___ DATA RECORDS

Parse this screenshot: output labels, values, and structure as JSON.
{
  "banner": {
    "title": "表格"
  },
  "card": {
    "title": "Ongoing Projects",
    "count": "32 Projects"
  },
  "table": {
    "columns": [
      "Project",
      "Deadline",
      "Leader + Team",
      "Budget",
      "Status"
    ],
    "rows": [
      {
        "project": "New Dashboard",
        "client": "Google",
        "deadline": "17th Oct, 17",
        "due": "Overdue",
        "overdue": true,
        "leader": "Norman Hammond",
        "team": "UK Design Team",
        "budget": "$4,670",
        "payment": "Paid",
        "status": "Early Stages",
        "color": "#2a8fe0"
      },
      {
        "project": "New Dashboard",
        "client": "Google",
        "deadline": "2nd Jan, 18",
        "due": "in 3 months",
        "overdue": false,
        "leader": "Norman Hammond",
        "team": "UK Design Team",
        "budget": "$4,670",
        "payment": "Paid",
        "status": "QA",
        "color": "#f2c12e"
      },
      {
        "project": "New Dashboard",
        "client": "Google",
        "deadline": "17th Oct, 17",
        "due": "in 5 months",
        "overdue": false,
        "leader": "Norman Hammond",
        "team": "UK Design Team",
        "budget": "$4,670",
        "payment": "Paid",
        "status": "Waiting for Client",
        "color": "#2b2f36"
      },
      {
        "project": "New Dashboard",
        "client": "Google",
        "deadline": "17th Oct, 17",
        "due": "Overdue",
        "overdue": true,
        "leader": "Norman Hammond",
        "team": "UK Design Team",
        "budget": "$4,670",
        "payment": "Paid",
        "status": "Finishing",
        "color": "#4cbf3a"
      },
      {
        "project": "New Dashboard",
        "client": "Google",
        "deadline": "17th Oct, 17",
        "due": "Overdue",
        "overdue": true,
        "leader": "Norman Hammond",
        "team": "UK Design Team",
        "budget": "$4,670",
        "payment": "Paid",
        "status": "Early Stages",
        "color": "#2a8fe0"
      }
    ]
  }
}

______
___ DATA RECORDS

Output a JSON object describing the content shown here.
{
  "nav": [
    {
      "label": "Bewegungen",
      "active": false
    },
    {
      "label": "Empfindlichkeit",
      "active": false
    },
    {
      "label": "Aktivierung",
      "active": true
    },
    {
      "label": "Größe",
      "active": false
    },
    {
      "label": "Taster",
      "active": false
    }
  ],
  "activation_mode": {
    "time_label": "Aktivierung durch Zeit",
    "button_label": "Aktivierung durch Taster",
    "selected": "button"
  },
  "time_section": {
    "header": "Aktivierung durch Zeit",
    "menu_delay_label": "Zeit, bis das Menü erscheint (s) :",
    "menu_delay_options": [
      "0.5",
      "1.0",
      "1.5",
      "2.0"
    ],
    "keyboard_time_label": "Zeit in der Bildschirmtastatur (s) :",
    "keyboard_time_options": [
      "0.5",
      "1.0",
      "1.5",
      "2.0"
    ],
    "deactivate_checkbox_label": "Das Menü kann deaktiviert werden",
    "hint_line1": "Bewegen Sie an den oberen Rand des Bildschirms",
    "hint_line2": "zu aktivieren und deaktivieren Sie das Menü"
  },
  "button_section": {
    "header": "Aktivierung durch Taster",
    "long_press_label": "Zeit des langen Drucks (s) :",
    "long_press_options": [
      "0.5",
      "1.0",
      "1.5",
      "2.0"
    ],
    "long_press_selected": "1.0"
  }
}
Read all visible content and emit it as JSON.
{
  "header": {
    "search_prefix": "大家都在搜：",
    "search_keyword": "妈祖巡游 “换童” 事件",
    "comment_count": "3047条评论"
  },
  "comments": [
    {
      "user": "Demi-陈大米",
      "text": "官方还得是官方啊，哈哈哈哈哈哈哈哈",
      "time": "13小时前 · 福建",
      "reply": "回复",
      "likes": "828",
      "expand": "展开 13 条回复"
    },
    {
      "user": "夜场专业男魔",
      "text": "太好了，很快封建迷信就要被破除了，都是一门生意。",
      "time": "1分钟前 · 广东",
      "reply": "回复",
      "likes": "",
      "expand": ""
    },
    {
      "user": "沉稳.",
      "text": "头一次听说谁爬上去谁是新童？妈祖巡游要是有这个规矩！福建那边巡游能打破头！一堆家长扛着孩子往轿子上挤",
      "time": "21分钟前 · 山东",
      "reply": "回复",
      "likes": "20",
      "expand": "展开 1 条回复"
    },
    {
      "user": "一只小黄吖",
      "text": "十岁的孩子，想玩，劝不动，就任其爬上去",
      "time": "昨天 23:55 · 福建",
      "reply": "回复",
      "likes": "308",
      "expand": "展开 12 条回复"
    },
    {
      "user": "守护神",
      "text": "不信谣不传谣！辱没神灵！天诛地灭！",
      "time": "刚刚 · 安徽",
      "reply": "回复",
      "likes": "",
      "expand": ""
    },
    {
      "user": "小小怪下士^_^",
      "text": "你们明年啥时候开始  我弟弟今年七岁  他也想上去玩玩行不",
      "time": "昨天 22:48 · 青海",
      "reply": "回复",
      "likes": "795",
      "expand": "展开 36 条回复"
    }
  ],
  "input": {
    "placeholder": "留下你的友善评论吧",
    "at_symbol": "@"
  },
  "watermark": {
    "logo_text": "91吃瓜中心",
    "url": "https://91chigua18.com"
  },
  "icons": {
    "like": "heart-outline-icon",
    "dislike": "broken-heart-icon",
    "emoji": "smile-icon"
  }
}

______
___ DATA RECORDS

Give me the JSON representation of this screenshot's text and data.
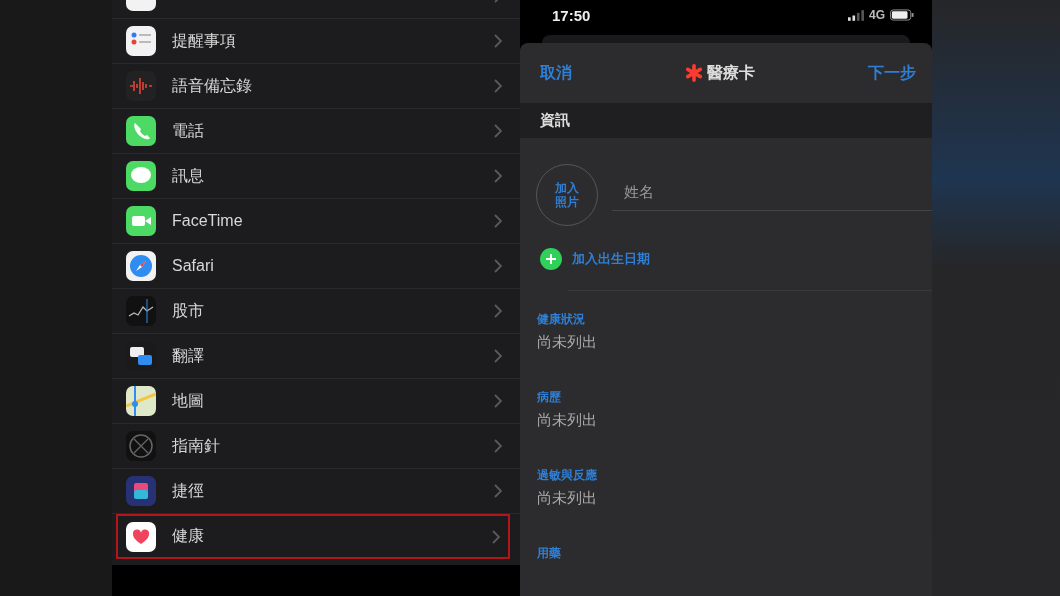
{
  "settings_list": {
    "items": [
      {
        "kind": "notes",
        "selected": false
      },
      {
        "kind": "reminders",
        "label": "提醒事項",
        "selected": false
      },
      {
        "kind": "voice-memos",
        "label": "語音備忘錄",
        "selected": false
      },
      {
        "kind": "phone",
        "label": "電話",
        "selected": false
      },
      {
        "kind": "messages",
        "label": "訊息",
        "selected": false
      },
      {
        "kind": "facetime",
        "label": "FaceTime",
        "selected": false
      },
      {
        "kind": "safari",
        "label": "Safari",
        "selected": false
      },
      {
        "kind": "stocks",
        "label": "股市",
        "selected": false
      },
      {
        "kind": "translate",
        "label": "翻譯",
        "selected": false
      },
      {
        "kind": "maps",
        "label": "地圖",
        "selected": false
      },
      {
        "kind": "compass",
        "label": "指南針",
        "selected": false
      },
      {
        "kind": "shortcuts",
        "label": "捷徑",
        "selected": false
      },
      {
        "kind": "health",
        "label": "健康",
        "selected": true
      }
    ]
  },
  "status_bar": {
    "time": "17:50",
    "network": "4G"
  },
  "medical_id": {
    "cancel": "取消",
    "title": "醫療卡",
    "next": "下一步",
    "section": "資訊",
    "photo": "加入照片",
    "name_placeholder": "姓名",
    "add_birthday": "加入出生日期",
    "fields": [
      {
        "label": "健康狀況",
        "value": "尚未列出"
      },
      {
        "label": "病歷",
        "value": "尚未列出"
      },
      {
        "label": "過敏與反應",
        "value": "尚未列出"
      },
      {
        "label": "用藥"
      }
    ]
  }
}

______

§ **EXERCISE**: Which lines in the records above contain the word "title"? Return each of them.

§ **TASK RESPONSE**:
    "title": "表格"
    "title": "Ongoing Projects",
    "title": "醫療卡",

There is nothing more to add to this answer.